## TASK DESCRIPTION
From the records below, report the number of lines that contain "Beach", and add nothing.

=-=-=

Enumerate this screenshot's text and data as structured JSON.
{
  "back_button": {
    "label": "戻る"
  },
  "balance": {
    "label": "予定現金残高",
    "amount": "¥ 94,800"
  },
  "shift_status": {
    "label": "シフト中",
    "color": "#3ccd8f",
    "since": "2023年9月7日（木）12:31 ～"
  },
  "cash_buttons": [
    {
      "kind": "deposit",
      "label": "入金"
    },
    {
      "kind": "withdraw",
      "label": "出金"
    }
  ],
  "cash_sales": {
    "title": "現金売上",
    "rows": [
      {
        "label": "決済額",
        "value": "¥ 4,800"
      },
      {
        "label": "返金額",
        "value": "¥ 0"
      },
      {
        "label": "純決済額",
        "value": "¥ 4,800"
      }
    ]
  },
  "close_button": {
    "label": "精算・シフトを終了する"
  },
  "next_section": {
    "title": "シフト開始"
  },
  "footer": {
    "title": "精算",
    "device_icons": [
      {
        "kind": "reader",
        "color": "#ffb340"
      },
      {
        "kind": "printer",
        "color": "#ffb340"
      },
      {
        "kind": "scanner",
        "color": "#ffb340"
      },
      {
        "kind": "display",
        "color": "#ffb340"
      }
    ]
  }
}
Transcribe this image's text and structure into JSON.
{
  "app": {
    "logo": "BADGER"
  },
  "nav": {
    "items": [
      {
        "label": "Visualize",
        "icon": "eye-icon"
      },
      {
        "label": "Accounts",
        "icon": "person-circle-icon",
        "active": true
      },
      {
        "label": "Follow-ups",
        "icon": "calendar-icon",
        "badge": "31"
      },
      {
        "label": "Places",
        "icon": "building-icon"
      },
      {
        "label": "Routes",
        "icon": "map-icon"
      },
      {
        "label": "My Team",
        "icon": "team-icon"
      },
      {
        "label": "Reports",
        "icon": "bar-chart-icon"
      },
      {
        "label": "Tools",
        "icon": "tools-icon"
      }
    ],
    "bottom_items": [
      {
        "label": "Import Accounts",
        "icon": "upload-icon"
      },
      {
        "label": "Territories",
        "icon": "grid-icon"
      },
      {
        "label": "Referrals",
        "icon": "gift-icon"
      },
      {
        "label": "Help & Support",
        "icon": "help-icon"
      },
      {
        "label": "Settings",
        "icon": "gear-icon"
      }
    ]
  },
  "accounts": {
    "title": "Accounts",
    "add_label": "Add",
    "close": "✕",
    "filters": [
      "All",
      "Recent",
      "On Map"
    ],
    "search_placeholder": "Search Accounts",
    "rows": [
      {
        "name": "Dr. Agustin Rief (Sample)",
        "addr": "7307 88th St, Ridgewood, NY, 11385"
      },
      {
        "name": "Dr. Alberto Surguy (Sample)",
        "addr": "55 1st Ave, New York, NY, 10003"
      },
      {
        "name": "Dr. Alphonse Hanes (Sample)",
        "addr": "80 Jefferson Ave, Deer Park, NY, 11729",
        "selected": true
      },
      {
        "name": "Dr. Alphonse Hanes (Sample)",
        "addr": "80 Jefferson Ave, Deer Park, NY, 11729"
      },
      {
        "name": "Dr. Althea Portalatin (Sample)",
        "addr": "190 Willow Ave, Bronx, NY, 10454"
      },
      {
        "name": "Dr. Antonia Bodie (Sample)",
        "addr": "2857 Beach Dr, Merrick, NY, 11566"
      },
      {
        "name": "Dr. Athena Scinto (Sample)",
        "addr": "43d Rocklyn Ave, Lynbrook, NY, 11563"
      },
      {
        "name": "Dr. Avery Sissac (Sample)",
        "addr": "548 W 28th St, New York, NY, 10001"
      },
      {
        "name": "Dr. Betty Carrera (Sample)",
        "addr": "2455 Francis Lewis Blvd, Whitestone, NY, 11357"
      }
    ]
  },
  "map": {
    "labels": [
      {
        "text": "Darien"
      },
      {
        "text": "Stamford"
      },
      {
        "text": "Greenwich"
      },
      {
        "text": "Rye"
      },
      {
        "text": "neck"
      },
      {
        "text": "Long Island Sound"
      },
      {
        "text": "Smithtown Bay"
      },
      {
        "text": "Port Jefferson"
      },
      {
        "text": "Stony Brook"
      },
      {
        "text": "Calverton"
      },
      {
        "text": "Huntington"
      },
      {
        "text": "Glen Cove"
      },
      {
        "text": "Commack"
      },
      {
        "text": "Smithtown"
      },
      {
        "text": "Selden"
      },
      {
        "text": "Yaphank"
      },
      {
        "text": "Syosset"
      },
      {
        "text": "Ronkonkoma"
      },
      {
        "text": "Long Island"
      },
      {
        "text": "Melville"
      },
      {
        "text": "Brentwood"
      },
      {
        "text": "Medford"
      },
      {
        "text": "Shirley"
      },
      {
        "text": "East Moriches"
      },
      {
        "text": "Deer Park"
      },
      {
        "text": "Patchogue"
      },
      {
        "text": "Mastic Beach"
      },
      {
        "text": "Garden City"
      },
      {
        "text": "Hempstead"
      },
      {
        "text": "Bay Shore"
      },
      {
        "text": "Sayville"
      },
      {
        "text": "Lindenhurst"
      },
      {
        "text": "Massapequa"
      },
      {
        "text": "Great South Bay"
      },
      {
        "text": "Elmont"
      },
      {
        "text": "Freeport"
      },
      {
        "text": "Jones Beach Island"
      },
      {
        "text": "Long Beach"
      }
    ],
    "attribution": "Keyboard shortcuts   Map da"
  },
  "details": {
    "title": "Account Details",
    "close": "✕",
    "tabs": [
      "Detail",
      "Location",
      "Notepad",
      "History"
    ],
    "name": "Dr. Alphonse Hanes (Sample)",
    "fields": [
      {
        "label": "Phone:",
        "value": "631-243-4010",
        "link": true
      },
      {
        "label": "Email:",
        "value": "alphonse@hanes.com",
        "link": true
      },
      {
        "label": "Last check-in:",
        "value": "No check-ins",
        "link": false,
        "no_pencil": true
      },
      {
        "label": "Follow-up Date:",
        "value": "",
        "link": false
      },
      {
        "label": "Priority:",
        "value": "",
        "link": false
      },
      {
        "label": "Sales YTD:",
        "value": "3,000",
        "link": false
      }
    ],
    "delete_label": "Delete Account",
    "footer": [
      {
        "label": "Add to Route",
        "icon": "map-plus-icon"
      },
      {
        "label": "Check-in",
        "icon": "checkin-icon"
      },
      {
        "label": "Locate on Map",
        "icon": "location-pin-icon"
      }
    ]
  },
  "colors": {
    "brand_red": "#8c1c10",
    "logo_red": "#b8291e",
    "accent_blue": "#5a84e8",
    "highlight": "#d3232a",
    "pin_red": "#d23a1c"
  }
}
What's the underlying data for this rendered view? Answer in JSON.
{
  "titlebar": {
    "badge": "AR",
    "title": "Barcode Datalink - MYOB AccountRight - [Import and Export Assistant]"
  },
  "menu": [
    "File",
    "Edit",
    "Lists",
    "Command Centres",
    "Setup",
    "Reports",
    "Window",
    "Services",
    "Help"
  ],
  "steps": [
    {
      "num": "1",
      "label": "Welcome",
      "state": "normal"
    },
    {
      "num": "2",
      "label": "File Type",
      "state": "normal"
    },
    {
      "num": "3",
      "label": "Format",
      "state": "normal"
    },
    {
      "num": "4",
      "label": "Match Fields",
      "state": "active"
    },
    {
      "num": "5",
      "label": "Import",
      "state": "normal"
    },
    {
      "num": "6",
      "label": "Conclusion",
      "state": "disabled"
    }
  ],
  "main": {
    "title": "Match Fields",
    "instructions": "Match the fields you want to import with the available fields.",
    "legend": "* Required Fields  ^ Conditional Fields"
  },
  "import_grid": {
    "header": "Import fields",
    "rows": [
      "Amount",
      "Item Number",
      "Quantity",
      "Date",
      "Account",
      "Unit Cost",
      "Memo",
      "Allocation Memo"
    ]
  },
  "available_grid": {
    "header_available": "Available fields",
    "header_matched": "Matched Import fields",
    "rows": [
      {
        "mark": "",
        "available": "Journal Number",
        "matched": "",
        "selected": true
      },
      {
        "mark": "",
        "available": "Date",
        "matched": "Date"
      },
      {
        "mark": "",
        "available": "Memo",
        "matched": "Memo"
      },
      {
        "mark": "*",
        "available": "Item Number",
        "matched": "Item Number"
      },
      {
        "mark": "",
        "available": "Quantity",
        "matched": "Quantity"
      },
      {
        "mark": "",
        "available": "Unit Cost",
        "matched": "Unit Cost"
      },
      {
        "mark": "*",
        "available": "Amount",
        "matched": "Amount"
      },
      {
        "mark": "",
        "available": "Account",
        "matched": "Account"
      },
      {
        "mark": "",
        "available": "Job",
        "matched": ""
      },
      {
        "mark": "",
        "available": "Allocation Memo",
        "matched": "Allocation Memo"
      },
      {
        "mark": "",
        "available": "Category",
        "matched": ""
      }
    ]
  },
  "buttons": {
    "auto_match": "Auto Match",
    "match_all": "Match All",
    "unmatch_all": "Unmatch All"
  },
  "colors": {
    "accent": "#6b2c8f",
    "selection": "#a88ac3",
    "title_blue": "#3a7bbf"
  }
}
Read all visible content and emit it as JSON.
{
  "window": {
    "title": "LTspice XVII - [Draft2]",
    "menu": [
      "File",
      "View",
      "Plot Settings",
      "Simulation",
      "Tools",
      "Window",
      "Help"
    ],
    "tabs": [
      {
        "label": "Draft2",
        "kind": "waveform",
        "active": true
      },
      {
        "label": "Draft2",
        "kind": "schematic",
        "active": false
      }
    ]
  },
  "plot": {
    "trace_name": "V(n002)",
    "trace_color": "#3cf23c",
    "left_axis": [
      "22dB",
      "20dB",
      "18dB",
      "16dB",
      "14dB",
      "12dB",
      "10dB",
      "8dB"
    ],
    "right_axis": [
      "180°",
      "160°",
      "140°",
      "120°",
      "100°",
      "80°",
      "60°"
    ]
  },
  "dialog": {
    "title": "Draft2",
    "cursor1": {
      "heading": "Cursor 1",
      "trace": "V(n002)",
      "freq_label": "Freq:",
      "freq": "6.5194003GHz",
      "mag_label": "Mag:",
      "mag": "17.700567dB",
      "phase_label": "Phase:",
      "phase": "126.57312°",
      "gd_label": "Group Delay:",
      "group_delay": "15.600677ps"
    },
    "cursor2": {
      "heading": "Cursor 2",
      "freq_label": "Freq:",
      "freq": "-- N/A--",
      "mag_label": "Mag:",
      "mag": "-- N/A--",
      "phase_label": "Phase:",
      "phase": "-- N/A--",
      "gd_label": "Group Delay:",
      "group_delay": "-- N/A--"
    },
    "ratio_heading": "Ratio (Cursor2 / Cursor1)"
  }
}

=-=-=

## ANSWER TO THIS TASK
4